*Work to be completed*.
Give back the entire listing below, unaltered.

*Data provided*.

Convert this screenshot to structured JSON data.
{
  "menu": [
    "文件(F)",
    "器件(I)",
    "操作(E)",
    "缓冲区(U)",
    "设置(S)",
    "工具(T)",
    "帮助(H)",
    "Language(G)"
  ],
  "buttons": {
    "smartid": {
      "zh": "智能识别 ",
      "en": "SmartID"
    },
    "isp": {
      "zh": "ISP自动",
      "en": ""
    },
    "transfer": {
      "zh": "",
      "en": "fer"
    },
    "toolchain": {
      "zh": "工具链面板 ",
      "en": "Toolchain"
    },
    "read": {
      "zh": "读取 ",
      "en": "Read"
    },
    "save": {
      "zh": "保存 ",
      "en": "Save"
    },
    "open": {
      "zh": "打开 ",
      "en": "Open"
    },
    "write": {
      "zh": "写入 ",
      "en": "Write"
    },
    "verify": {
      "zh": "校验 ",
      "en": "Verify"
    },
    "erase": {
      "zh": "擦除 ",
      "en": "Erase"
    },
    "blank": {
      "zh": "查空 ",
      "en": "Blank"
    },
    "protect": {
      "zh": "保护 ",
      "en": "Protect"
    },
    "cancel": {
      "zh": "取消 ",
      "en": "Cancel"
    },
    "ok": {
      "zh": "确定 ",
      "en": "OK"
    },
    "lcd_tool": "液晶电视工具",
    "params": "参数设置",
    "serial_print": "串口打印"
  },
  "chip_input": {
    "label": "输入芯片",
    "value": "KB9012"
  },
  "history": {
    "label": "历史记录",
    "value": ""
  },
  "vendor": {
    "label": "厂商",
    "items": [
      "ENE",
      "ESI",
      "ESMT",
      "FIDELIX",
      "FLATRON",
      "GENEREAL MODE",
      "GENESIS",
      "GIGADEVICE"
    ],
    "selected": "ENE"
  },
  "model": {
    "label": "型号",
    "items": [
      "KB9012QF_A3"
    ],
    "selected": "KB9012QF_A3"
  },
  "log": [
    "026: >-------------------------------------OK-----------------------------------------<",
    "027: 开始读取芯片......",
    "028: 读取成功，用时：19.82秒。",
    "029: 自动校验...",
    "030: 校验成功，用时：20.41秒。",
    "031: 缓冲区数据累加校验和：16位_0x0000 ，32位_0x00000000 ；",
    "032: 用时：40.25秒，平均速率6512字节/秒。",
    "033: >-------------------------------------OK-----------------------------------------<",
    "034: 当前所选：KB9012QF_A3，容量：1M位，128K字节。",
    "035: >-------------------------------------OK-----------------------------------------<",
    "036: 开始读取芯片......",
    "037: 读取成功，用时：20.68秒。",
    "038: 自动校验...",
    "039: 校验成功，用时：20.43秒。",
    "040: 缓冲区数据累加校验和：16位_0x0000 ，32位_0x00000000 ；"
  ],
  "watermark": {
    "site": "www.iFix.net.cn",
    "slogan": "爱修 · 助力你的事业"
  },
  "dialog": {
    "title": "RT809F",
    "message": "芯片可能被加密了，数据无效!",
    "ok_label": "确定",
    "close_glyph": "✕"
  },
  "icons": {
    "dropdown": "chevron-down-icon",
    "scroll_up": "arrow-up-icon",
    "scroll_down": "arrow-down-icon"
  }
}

*Response area*.
Convert this screenshot to structured JSON data.
{
  "menu": [
    "文件(F)",
    "器件(I)",
    "操作(E)",
    "缓冲区(U)",
    "设置(S)",
    "工具(T)",
    "帮助(H)",
    "Language(G)"
  ],
  "buttons": {
    "smartid": {
      "zh": "智能识别 ",
      "en": "SmartID"
    },
    "isp": {
      "zh": "ISP自动",
      "en": ""
    },
    "transfer": {
      "zh": "",
      "en": "fer"
    },
    "toolchain": {
      "zh": "工具链面板 ",
      "en": "Toolchain"
    },
    "read": {
      "zh": "读取 ",
      "en": "Read"
    },
    "save": {
      "zh": "保存 ",
      "en": "Save"
    },
    "open": {
      "zh": "打开 ",
      "en": "Open"
    },
    "write": {
      "zh": "写入 ",
      "en": "Write"
    },
    "verify": {
      "zh": "校验 ",
      "en": "Verify"
    },
    "erase": {
      "zh": "擦除 ",
      "en": "Erase"
    },
    "blank": {
      "zh": "查空 ",
      "en": "Blank"
    },
    "protect": {
      "zh": "保护 ",
      "en": "Protect"
    },
    "cancel": {
      "zh": "取消 ",
      "en": "Cancel"
    },
    "ok": {
      "zh": "确定 ",
      "en": "OK"
    },
    "lcd_tool": "液晶电视工具",
    "params": "参数设置",
    "serial_print": "串口打印"
  },
  "chip_input": {
    "label": "输入芯片",
    "value": "KB9012"
  },
  "history": {
    "label": "历史记录",
    "value": ""
  },
  "vendor": {
    "label": "厂商",
    "items": [
      "ENE",
      "ESI",
      "ESMT",
      "FIDELIX",
      "FLATRON",
      "GENEREAL MODE",
      "GENESIS",
      "GIGADEVICE"
    ],
    "selected": "ENE"
  },
  "model": {
    "label": "型号",
    "items": [
      "KB9012QF_A3"
    ],
    "selected": "KB9012QF_A3"
  },
  "log": [
    "026: >-------------------------------------OK-----------------------------------------<",
    "027: 开始读取芯片......",
    "028: 读取成功，用时：19.82秒。",
    "029: 自动校验...",
    "030: 校验成功，用时：20.41秒。",
    "031: 缓冲区数据累加校验和：16位_0x0000 ，32位_0x00000000 ；",
    "032: 用时：40.25秒，平均速率6512字节/秒。",
    "033: >-------------------------------------OK-----------------------------------------<",
    "034: 当前所选：KB9012QF_A3，容量：1M位，128K字节。",
    "035: >-------------------------------------OK-----------------------------------------<",
    "036: 开始读取芯片......",
    "037: 读取成功，用时：20.68秒。",
    "038: 自动校验...",
    "039: 校验成功，用时：20.43秒。",
    "040: 缓冲区数据累加校验和：16位_0x0000 ，32位_0x00000000 ；"
  ],
  "watermark": {
    "site": "www.iFix.net.cn",
    "slogan": "爱修 · 助力你的事业"
  },
  "dialog": {
    "title": "RT809F",
    "message": "芯片可能被加密了，数据无效!",
    "ok_label": "确定",
    "close_glyph": "✕"
  },
  "icons": {
    "dropdown": "chevron-down-icon",
    "scroll_up": "arrow-up-icon",
    "scroll_down": "arrow-down-icon"
  }
}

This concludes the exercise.